JOLTS: Labor Market Lessons from 08By admin_45 in Blog
Just looking at the headline jobs numbers pre-COVID-19, the US labor market seemed strong last year (+178k jobs added each month on average) and especially in January (+214k) and February (+275k) of 2020. We’ve been cautioning you that it had been slowing for months, however. That’s why we always review the Job Openings and Labor Turnover Survey (JOLTS) when it is out each month like today. Even though it is one month delayed, it gives more granular detail than the Employment Situation Report.
Since the most recent JOLTS data is from February, it provides the last baseline for how strong the US labor market was heading into the COVID-19 Crisis. The purpose of today’s review is threefold:
- How robust was the US workforce in February?
- How bad did it get in the last economic cycle?
- How much did the US labor force improve a year after the 2009 lows? And two years later, as the current downturn will hopefully be shorter than during the Financial Crisis?
Here are the answers from the latest edition of JOLTS. Just note that while most commentators look at the levels of each data point in the report, we always adjust it for the size of the US labor force so we can compare current data to prior cycles.
#1: Job Openings as a percentage of the labor force:
- Dropped to 4.18% in February 2020 compared to the record high of 4.62% in November 2018.
- Peaked at 3.26% in April 2006 and fell to a record low of 1.47% in July 2009.
- Rose to 2.03% in July 2010 and 2.40% in July 2011.
Takeaway: job openings as a percentage of the labor force going into the coronavirus pandemic exceeded peak levels reached in the last two economic cycles. But as we’ve noted for months, this rate had been rolling over since late 2018. We expect the economic fallout from COVID-19 to exacerbate this trend greatly in the coming months.
The 2008/2009 experience shows this rate could fall by +179 basis points from the peak, but it rebounded almost 100 basis points within two years.We expect the current crisis to be worse short-term, but also recover faster. Fortunately, job openings started at a much higher base than during the last economic cycle.
#2: Hires as a percentage of the labor force:
- Edged down slightly to 3.58% in February versus the post-recession high of 3.69% in April 2019. February’s rate was around levels reached in the last cycle, but below the high of 3.68% in July 2006.
- Bottomed at 2.35% in June 2009. (Remember that US equities bottomed in March 2009)
- Increased to 2.68% in June 2010 and 2.85% in June 2011.

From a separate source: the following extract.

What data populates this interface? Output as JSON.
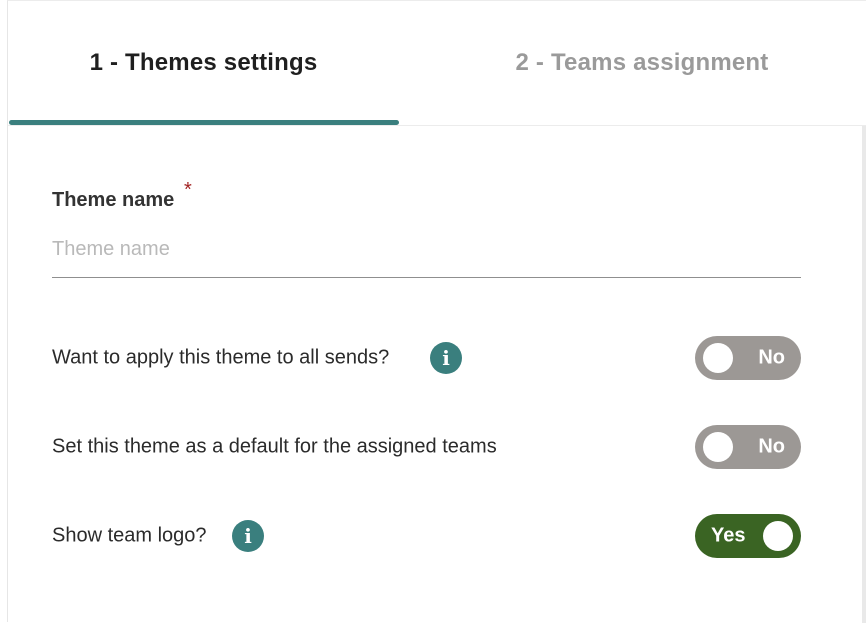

Takeaway: it took a long time for employers to start actually hiring again in the last economic cycle. That said, as Nick’s recent analysis showed, there were 1.0 million more workers “on temporary layoff” last month than February which was roughly a third of the total rise in unemployment. Therefore, we should see a quicker uptake in hiring this time around as stores/restaurants/bars/etc. can reopen to customers.

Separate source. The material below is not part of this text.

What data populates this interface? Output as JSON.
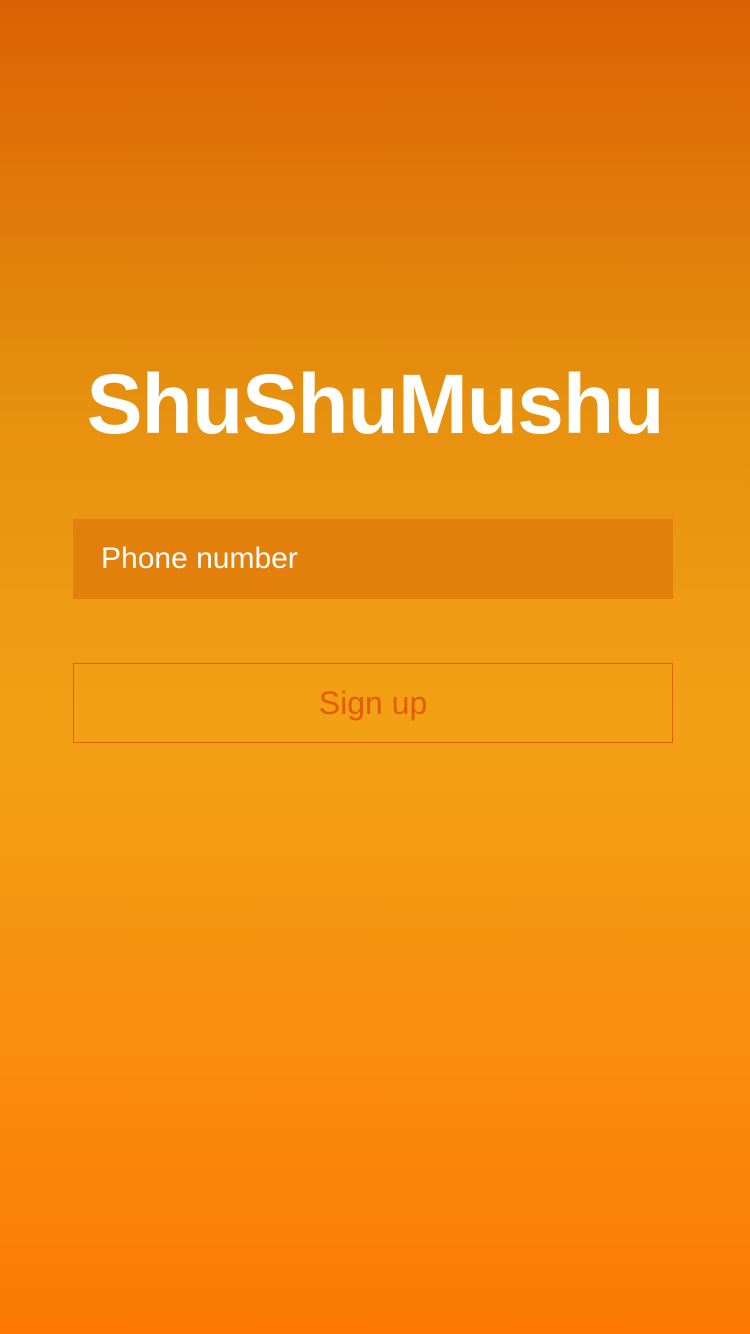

#3: Quits as a percentage of the workforce:
- Fell to 2.13% in February compared to the post-recession high of 2.21% in July 2019. Quits as a percentage of the labor force still bests the high of 2.03% in September 2005 during the last cycle.
- Bottomed at 1.01% in August 2009.

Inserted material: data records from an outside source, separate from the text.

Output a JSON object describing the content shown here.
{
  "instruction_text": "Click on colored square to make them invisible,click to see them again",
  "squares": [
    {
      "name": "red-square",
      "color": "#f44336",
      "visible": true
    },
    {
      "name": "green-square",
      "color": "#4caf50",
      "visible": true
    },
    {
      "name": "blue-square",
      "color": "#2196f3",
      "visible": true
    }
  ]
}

- Increased to 1.20% in August 2010 and 1.33% in August 2011.
Takeaway: quits as a percentage of the workforce is an especially important data point since workers do not tend to voluntarily leave their job unless they have already secured a higher paying and better position. This rate will obviously take a big hit in March, but it will be a key figure to watch to gauge the strength of the recovery and worker confidence once the economy restarts.
#4: Layoffs and discharges as a percentage of the labor force:
- Was essentially unchanged at 1.07% as of February, close to the current cycle low of 1.00% in September 2016.
- Troughed at 1.16% in December 2006 and reached a high of 1.72% in April 2009.
- Fell to 1.13% in April 2010 and 1.16% in April 2011.
Takeaway: layoffs and discharges could spike even higher than in the last cycle, but it is fortunately coming off a near-record low base. It should also drop off quickly as the economy reopens.
#5: Our “Take This Job and Shove It” indicator, or quits to total separations:
- Rose to 62.9% in February compared to the record high of 63.5% in March 2019.
- Peaked at 58.8% in August 2006 and bottomed at 36.5% in April 2009.
- Rose to 48.1% in April 2010 and 47.2% in April 2011.
Takeaway: just like the quits rate, our “Take this job and shove it” indicator will be a critical tell about the strength of the US economic recovery.
Bottom line: although the US labor market had been slowing prior to COVID-19, it remained in robust shape as of February which should help buttress the current crisis. There are also many parts of the economy still running (albeit differently, from home). While the latest crisis should hurt the US economy more than the 2008/2009 experience in the short-term, it should also recover quicker.